Content starts

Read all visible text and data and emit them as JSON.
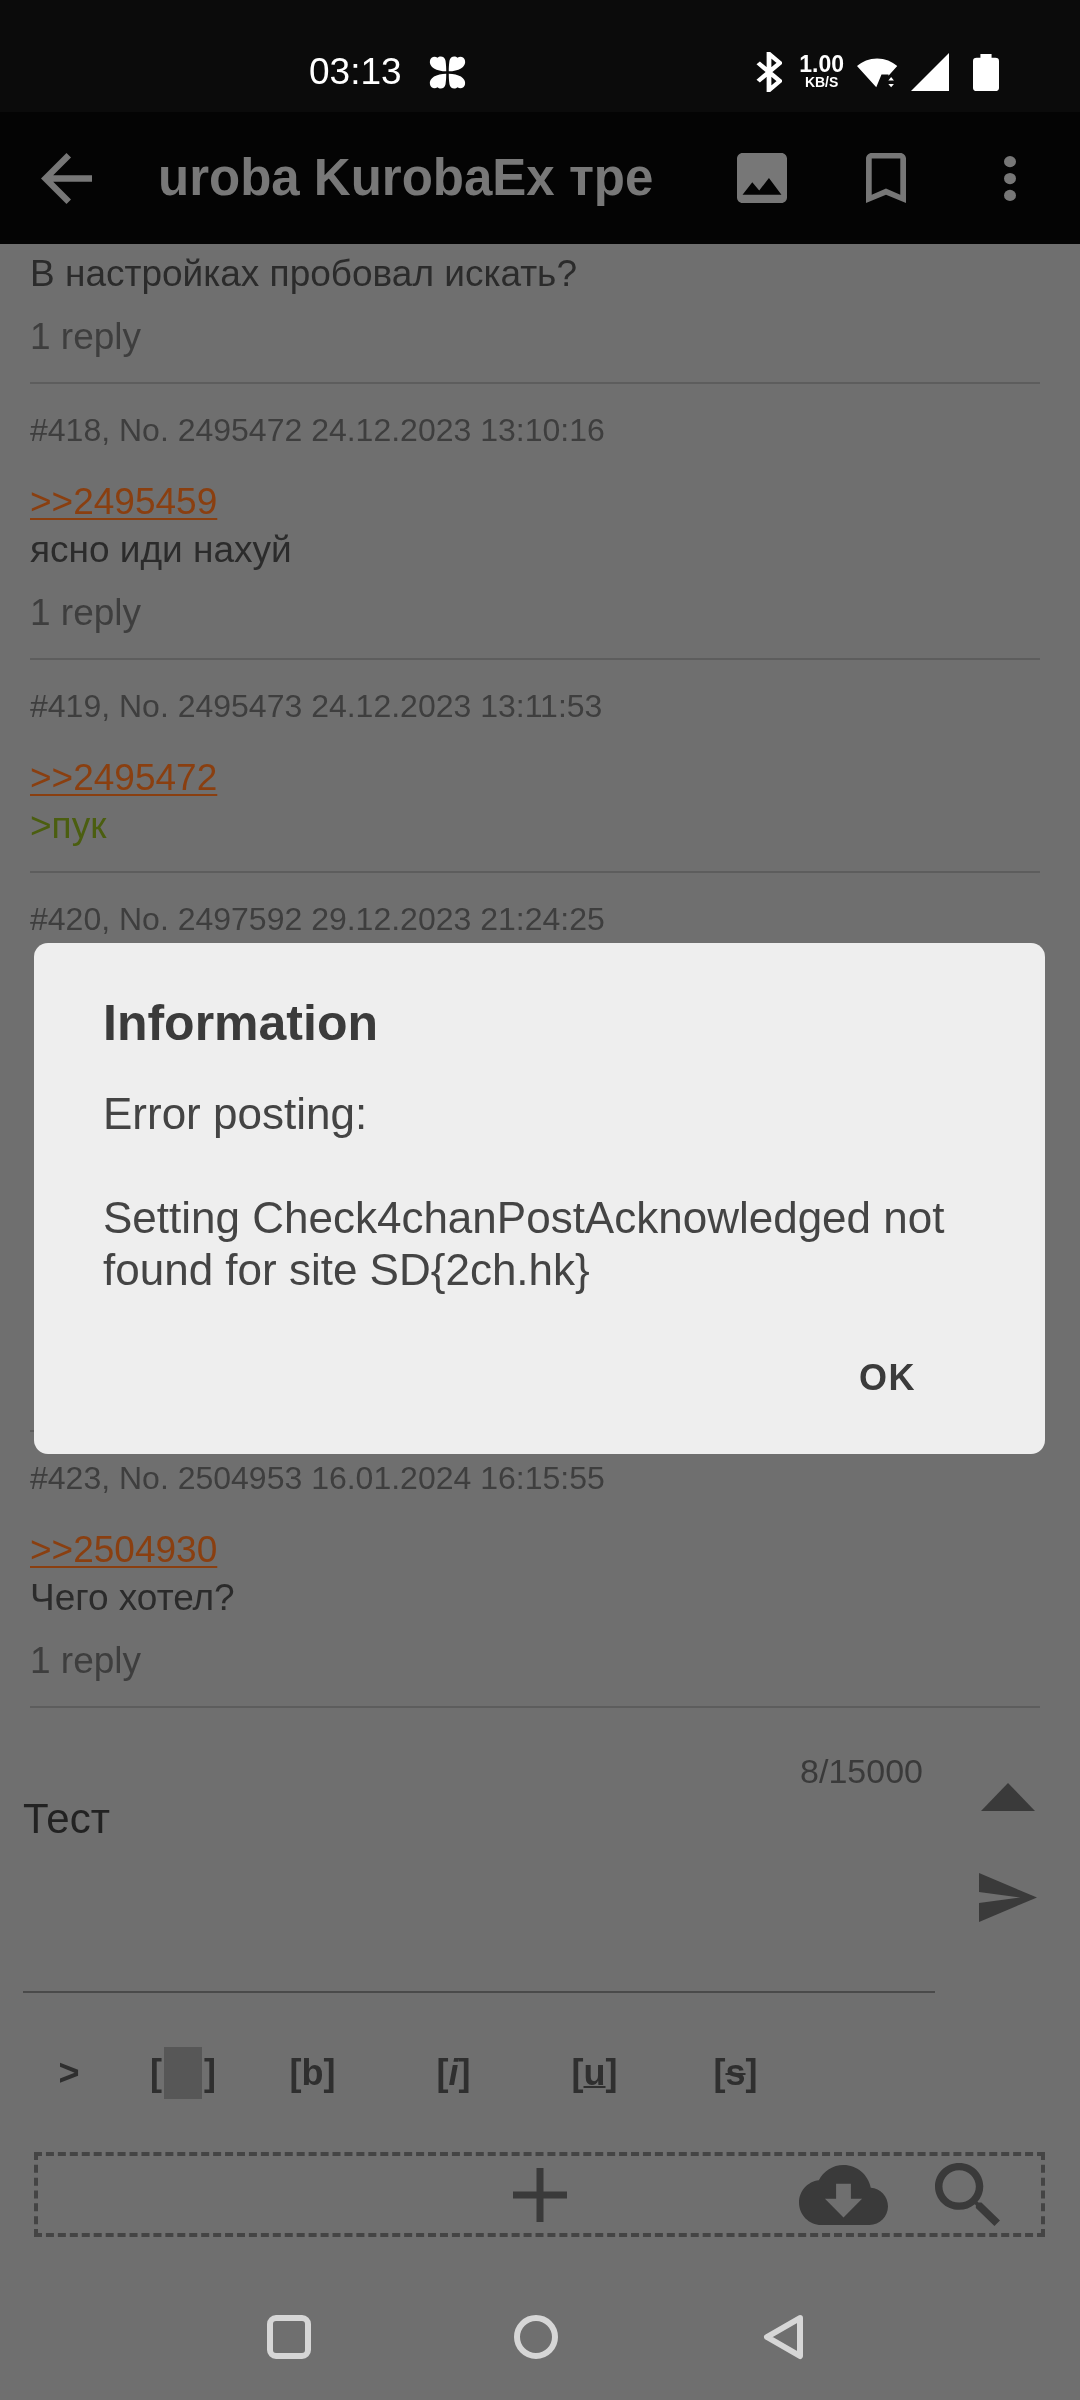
{
  "status_bar": {
    "time": "03:13",
    "net_speed": "1.00",
    "net_speed_unit": "KB/S"
  },
  "toolbar": {
    "title": "uroba KurobaEx тре"
  },
  "posts": [
    {
      "lines": [
        {
          "kind": "text",
          "text": "В настройках пробовал искать?"
        }
      ],
      "replies": "1 reply"
    },
    {
      "header": "#418, No. 2495472 24.12.2023 13:10:16",
      "lines": [
        {
          "kind": "quote_link",
          "text": ">>2495459"
        },
        {
          "kind": "text",
          "text": "ясно иди нахуй"
        }
      ],
      "replies": "1 reply"
    },
    {
      "header": "#419, No. 2495473 24.12.2023 13:11:53",
      "lines": [
        {
          "kind": "quote_link",
          "text": ">>2495472"
        },
        {
          "kind": "greentext",
          "text": ">пук"
        }
      ]
    },
    {
      "header": "#420, No. 2497592 29.12.2023 21:24:25"
    },
    {
      "header": "#423, No. 2504953 16.01.2024 16:15:55",
      "lines": [
        {
          "kind": "quote_link",
          "text": ">>2504930"
        },
        {
          "kind": "text",
          "text": "Чего хотел?"
        }
      ],
      "replies": "1 reply"
    }
  ],
  "dialog": {
    "title": "Information",
    "message": [
      "Error posting:",
      "Setting Check4chanPostAcknowledged not found for site SD{2ch.hk}"
    ],
    "buttons": [
      "OK"
    ]
  },
  "reply_form": {
    "char_count": "8/15000",
    "value": "Тест",
    "format_buttons": [
      {
        "kind": "plain",
        "label": ">"
      },
      {
        "kind": "spoiler",
        "open": "[",
        "close": "]"
      },
      {
        "kind": "bold",
        "open": "[",
        "inner": "b",
        "close": "]"
      },
      {
        "kind": "italic",
        "open": "[",
        "inner": "i",
        "close": "]"
      },
      {
        "kind": "underline",
        "open": "[",
        "inner": "u",
        "close": "]"
      },
      {
        "kind": "strike",
        "open": "[",
        "inner": "s",
        "close": "]"
      }
    ]
  }
}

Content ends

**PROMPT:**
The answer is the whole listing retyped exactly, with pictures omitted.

**EXERCISE ANSWER:**
Read all visible text and data and emit them as JSON.
{
  "status_bar": {
    "time": "03:13",
    "net_speed": "1.00",
    "net_speed_unit": "KB/S"
  },
  "toolbar": {
    "title": "uroba KurobaEx тре"
  },
  "posts": [
    {
      "lines": [
        {
          "kind": "text",
          "text": "В настройках пробовал искать?"
        }
      ],
      "replies": "1 reply"
    },
    {
      "header": "#418, No. 2495472 24.12.2023 13:10:16",
      "lines": [
        {
          "kind": "quote_link",
          "text": ">>2495459"
        },
        {
          "kind": "text",
          "text": "ясно иди нахуй"
        }
      ],
      "replies": "1 reply"
    },
    {
      "header": "#419, No. 2495473 24.12.2023 13:11:53",
      "lines": [
        {
          "kind": "quote_link",
          "text": ">>2495472"
        },
        {
          "kind": "greentext",
          "text": ">пук"
        }
      ]
    },
    {
      "header": "#420, No. 2497592 29.12.2023 21:24:25"
    },
    {
      "header": "#423, No. 2504953 16.01.2024 16:15:55",
      "lines": [
        {
          "kind": "quote_link",
          "text": ">>2504930"
        },
        {
          "kind": "text",
          "text": "Чего хотел?"
        }
      ],
      "replies": "1 reply"
    }
  ],
  "dialog": {
    "title": "Information",
    "message": [
      "Error posting:",
      "Setting Check4chanPostAcknowledged not found for site SD{2ch.hk}"
    ],
    "buttons": [
      "OK"
    ]
  },
  "reply_form": {
    "char_count": "8/15000",
    "value": "Тест",
    "format_buttons": [
      {
        "kind": "plain",
        "label": ">"
      },
      {
        "kind": "spoiler",
        "open": "[",
        "close": "]"
      },
      {
        "kind": "bold",
        "open": "[",
        "inner": "b",
        "close": "]"
      },
      {
        "kind": "italic",
        "open": "[",
        "inner": "i",
        "close": "]"
      },
      {
        "kind": "underline",
        "open": "[",
        "inner": "u",
        "close": "]"
      },
      {
        "kind": "strike",
        "open": "[",
        "inner": "s",
        "close": "]"
      }
    ]
  }
}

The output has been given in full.